I have a dubious track record with the 100k distance. The first one I did was Miwok in 2012. If two legs that work means 100% then I was going in at 50. I got pulled from the race after missing a cut-off. The second one was Bryce in 2013. It played out like some otherworldly dream sequence when I developed Acute Mountain Sickness after mile 10 and dragged my ailing body to the finish line in 30:43. Really, 30+ hours. Considering how things had gone in the lead up to Quicksilver I wondered if it would be another entertaining (for others) but ultimately disastrous (for me) experience.
I had made two attempts in 2010 to achieve a Boston Marathon qualifying time, known in running circles as a BQ. I gave it my all and failed. Ten minutes too slow on the first try, five minutes on the second. In my pursuit I grew to hate the track workouts, the tempo runs, and the numbers game that’s part of the search for speed. If I continued down this path I was going to burn out and eventually hate running itself. I turned my back on Boston and never made another serious attempt at a BQ. I told myself it wasn’t important to me anymore. It wasn’t entirely the truth but it helped ease the disappointment of letting go.
Never Say Never
I swore on a stack of bibles that I’d never do the Quad. I’d flirted with the idea of it from time to time. It seemed like something that should be on one’s trail running résumé if one hailed from Northern California. I’d done the Double once back in 2012 and afterwards felt that was already one Dipsea too many. I’d had enough. To add to my reluctance, I would often find myself on chunks of the course in other races, usually hating my life and indulging in bouts of self-loathing. It affirmed the thought that always hovered at the edge of my consciousness – no, not going to do the Quad, ever. Besides I could always pull the North Face card, which is a race I was usually in, that takes place the following weekend. I’m not strong enough to do both like some of the runners I know so I had a convenient, easy out.
I was also interviewed for the Running Stupid podcast if you’d like to take a listen.
It’s nearing 6am, pre-dawn on November 1st and I’m in Arizona, specifically the Pemberton Tailhead in the McDowell Mountain Regional Park which was the main staging area for the Javelina Jundred. My first 100 miler was going to be over with one way or the other sometime in the next 30 hours. A blink compared to the many hours I’d invested in training for this race. I felt as ready and as confident as I’ve ever felt on a start line and yet somehow I found myself hiding in a camp chair crying.

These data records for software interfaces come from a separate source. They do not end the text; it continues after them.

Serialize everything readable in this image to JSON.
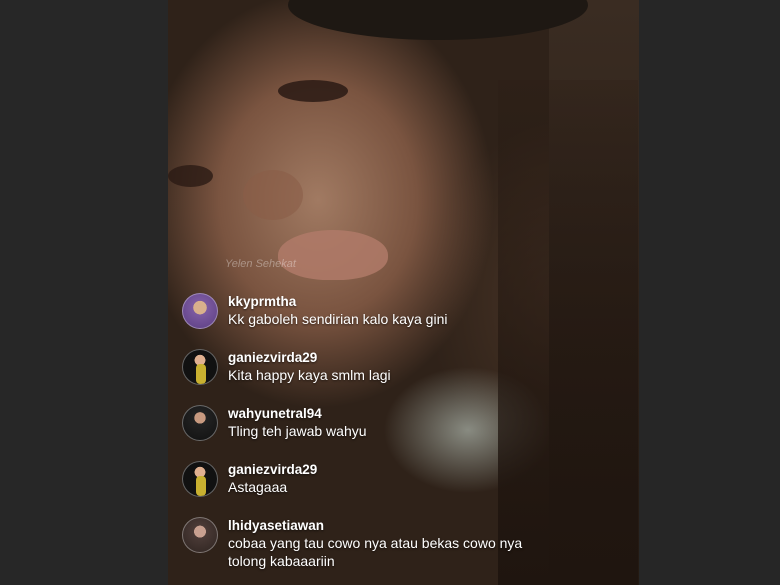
{
  "comments": [
    {
      "username": "kkyprmtha",
      "message": "Kk gaboleh sendirian kalo kaya gini",
      "avatar": "profile-photo"
    },
    {
      "username": "ganiezvirda29",
      "message": "Kita happy kaya smlm lagi",
      "avatar": "profile-photo"
    },
    {
      "username": "wahyunetral94",
      "message": "Tling teh jawab wahyu",
      "avatar": "profile-photo"
    },
    {
      "username": "ganiezvirda29",
      "message": "Astagaaa",
      "avatar": "profile-photo"
    },
    {
      "username": "lhidyasetiawan",
      "message": "cobaa yang tau cowo nya atau bekas cowo nya\ntolong kabaaariin",
      "avatar": "profile-photo"
    }
  ],
  "watermark": "Yelen Sehekat"
}
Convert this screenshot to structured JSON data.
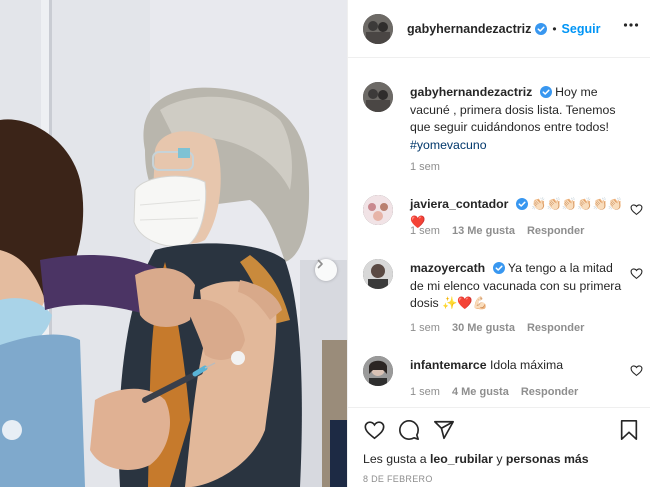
{
  "colors": {
    "accent_blue": "#0095f6",
    "hashtag_blue": "#00376b",
    "secondary_text": "#8e8e8e",
    "heart_red": "#c0152b"
  },
  "photo": {
    "alt": "Mujer mayor recibiendo vacuna",
    "next_icon": "chevron-right-icon"
  },
  "header": {
    "username": "gabyhernandezactriz",
    "separator": "•",
    "follow_label": "Seguir",
    "more_icon": "more-horizontal-icon"
  },
  "caption": {
    "username": "gabyhernandezactriz",
    "text": "Hoy me vacuné , primera dosis lista. Tenemos que seguir cuidándonos entre todos!",
    "hashtag": "#yomevacuno",
    "time": "1 sem"
  },
  "comments": [
    {
      "username": "javiera_contador",
      "text": "👏🏻👏🏻👏🏻👏🏻👏🏻👏🏻❤️",
      "time": "1 sem",
      "likes": "13 Me gusta",
      "reply": "Responder"
    },
    {
      "username": "mazoyercath",
      "text": "Ya tengo a la mitad de mi elenco vacunada con su primera dosis ✨❤️💪🏻",
      "time": "1 sem",
      "likes": "30 Me gusta",
      "reply": "Responder"
    },
    {
      "username": "infantemarce",
      "text": "Idola máxima",
      "time": "1 sem",
      "likes": "4 Me gusta",
      "reply": "Responder"
    }
  ],
  "footer": {
    "likes_prefix": "Les gusta a",
    "liked_by": "leo_rubilar",
    "conj": "y",
    "others": "personas más",
    "date": "8 DE FEBRERO"
  }
}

The Lake Sonoma 50 is an out and back race that follows the Warm Springs Arm of Lake Sonoma. I’d heard that it was a race that can sneak up on you with its unrelenting up and down nature. It also had three significant climbs that were clustered around the turn around point at mile 25. All told, it had over 10,000 feet of elevation gain. It had plenty of creek crossings, it could be hot, and it was also beautiful. I’d wanted to run this one for a while and when registration opened last December I jumped at the chance. Good thing too because it sold out in 37 minutes, yet another race that will probably be going the way of the lottery next year.
How To Do a 43.5 Mile 50k
I am in the middle of a Mad Max inspired post apocalyptic hell … by choice. The only thing missing is full body armor and a shotgun. I can barely see in front of me and any attempts to look up is rewarded with more sand irritating my overworked, bloodshot eyes. Sand and debris swirls around me and it feels like the pin prick of hundreds of tiny needles as it slams against the exposed skin on my legs. It hurts. A large tumbleweed sails across my field of view only to disappear mid-air in a gritty fog of red and brown. I can’t even see it land on the ground.
What have I gotten myself into this time?
For me, some races are for personal best attempts, some serve as supported training runs and some are to have an adventure surrounded by spectacular scenery. Antelope Canyon fell into the third category. I’d fallen in love with the American Southwest after I did the Bryce 100k and I had wanted to go back to explore a new area. This was the inaugural running and the first time an organized race had been run through the canyons. In fact the first two legs of the race were on tribal land so I felt honored to be able to spend my day in these special places. About 30+ people had signed up for the 50 mile and an equal number for the 50k. It was going to be nice and cozy.